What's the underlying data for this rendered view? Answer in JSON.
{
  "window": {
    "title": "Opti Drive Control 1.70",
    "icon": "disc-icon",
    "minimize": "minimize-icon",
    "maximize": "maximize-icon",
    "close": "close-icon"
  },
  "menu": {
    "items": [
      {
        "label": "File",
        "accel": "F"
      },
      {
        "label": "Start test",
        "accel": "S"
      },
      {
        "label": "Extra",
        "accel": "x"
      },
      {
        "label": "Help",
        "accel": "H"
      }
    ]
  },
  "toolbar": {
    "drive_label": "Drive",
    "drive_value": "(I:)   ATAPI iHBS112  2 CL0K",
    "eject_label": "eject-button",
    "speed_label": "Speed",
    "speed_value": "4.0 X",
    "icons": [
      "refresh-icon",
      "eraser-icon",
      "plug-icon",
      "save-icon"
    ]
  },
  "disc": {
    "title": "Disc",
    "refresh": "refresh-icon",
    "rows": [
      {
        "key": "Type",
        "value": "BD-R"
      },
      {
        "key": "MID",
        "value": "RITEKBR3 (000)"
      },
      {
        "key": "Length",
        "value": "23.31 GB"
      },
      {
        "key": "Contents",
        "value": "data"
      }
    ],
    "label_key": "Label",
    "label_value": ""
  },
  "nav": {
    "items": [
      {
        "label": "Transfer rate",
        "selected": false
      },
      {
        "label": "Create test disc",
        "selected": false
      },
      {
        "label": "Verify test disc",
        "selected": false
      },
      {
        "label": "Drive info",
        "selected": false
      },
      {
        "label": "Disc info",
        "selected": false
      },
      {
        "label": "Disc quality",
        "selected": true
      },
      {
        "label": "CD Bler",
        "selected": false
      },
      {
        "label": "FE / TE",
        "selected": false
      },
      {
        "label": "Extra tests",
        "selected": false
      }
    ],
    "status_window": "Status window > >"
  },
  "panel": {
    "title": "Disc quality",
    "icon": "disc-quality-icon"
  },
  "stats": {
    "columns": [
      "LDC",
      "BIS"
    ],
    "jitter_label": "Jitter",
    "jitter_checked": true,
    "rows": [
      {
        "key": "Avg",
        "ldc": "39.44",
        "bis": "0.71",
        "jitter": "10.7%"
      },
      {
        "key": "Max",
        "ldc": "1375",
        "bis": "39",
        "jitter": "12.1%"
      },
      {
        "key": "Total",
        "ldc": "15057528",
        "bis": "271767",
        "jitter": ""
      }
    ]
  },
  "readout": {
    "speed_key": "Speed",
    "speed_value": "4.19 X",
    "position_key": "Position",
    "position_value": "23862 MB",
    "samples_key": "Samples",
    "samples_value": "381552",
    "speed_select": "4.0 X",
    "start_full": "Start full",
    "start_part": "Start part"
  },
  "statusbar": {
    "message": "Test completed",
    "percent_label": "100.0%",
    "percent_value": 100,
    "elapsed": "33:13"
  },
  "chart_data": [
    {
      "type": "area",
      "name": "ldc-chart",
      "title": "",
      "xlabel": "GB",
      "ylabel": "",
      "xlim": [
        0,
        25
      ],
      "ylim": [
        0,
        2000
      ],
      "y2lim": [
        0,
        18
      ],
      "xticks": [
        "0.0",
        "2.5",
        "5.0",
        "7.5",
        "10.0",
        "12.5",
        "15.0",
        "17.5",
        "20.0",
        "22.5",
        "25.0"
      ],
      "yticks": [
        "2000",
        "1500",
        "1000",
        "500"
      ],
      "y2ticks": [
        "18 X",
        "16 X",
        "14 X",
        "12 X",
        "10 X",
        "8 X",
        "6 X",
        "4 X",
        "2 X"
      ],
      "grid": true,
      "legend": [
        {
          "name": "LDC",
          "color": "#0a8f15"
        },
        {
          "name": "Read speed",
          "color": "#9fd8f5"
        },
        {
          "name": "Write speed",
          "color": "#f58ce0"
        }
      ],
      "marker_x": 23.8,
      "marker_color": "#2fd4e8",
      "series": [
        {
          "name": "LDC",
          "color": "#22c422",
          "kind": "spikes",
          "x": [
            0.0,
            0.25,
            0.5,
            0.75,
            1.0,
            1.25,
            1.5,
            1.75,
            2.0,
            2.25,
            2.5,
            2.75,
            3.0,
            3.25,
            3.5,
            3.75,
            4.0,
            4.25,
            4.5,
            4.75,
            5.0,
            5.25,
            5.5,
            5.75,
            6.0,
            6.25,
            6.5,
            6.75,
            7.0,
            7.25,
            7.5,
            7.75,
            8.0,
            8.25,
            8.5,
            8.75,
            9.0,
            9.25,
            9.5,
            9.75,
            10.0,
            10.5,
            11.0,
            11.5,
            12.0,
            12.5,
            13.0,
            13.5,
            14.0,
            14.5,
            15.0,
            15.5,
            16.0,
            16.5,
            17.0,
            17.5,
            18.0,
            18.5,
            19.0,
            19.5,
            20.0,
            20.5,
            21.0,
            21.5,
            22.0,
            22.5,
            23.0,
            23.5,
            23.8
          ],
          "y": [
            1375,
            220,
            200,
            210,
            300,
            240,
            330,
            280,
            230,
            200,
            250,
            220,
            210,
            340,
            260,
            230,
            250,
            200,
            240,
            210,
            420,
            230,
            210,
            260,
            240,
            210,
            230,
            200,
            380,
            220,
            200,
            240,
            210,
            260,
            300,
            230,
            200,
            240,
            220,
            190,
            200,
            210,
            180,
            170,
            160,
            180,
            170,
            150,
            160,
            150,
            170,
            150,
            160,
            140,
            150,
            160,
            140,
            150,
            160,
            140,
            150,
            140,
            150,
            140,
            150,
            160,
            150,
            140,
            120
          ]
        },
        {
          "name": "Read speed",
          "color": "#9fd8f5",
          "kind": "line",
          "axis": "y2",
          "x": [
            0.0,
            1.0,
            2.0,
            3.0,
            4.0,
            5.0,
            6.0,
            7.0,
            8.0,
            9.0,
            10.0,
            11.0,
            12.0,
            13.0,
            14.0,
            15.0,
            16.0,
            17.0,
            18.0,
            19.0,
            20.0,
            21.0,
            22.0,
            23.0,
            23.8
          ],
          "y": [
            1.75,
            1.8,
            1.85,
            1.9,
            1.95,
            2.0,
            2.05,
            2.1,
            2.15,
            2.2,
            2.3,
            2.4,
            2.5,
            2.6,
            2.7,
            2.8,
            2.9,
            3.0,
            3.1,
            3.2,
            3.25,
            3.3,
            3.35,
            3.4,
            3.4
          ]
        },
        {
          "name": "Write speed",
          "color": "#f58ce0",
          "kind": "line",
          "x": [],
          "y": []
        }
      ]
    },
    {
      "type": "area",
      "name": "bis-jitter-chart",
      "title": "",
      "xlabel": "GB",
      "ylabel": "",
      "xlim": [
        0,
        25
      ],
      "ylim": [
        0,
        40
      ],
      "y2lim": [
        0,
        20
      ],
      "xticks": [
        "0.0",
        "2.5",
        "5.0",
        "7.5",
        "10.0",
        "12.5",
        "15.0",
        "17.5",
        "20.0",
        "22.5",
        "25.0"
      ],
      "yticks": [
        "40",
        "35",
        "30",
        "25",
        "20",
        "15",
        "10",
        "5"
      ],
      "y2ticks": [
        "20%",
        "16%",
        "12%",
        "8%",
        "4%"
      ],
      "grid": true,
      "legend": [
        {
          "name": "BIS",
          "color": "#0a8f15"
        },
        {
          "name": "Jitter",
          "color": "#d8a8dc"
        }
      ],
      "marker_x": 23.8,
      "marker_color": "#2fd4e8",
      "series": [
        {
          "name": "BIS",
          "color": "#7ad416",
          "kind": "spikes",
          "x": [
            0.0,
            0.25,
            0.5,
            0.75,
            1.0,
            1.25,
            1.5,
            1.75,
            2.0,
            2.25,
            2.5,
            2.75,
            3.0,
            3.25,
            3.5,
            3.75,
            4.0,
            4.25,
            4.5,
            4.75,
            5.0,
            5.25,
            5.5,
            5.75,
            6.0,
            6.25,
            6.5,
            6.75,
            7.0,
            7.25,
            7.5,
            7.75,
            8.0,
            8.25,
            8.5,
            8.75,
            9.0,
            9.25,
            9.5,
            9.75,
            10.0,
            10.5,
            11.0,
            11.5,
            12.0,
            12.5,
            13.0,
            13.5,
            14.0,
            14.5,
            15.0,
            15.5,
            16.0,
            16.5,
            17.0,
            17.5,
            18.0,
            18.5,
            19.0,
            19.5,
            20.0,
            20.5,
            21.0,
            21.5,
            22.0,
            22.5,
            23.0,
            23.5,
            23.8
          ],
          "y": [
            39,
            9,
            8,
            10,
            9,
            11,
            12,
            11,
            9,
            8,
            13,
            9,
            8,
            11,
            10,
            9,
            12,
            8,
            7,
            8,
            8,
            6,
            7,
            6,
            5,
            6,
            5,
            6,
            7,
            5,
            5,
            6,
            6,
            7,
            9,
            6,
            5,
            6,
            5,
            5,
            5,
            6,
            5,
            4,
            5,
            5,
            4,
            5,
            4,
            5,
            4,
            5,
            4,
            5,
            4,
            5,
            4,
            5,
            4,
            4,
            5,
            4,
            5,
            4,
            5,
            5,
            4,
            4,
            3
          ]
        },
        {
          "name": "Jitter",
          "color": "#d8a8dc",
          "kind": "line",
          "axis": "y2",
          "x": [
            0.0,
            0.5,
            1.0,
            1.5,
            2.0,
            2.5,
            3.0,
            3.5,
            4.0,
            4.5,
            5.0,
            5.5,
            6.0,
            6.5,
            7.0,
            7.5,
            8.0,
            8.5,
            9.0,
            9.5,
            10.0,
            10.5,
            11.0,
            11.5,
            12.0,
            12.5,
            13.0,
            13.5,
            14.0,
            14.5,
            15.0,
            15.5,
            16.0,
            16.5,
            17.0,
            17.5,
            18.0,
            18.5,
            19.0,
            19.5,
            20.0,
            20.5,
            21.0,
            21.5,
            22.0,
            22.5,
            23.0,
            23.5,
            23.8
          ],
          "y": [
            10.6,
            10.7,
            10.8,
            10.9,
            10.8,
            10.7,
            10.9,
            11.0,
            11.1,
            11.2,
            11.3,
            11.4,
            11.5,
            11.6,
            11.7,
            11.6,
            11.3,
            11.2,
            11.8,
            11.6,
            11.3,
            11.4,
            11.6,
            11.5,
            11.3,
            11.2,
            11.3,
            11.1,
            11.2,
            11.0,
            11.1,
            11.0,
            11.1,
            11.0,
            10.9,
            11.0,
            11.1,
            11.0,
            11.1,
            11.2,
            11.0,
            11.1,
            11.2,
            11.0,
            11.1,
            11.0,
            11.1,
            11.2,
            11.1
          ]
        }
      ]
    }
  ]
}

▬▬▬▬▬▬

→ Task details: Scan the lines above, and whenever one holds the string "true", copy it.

→ Output of the exercise:
        "selected": true
    "jitter_checked": true,
      "grid": true,
      "grid": true,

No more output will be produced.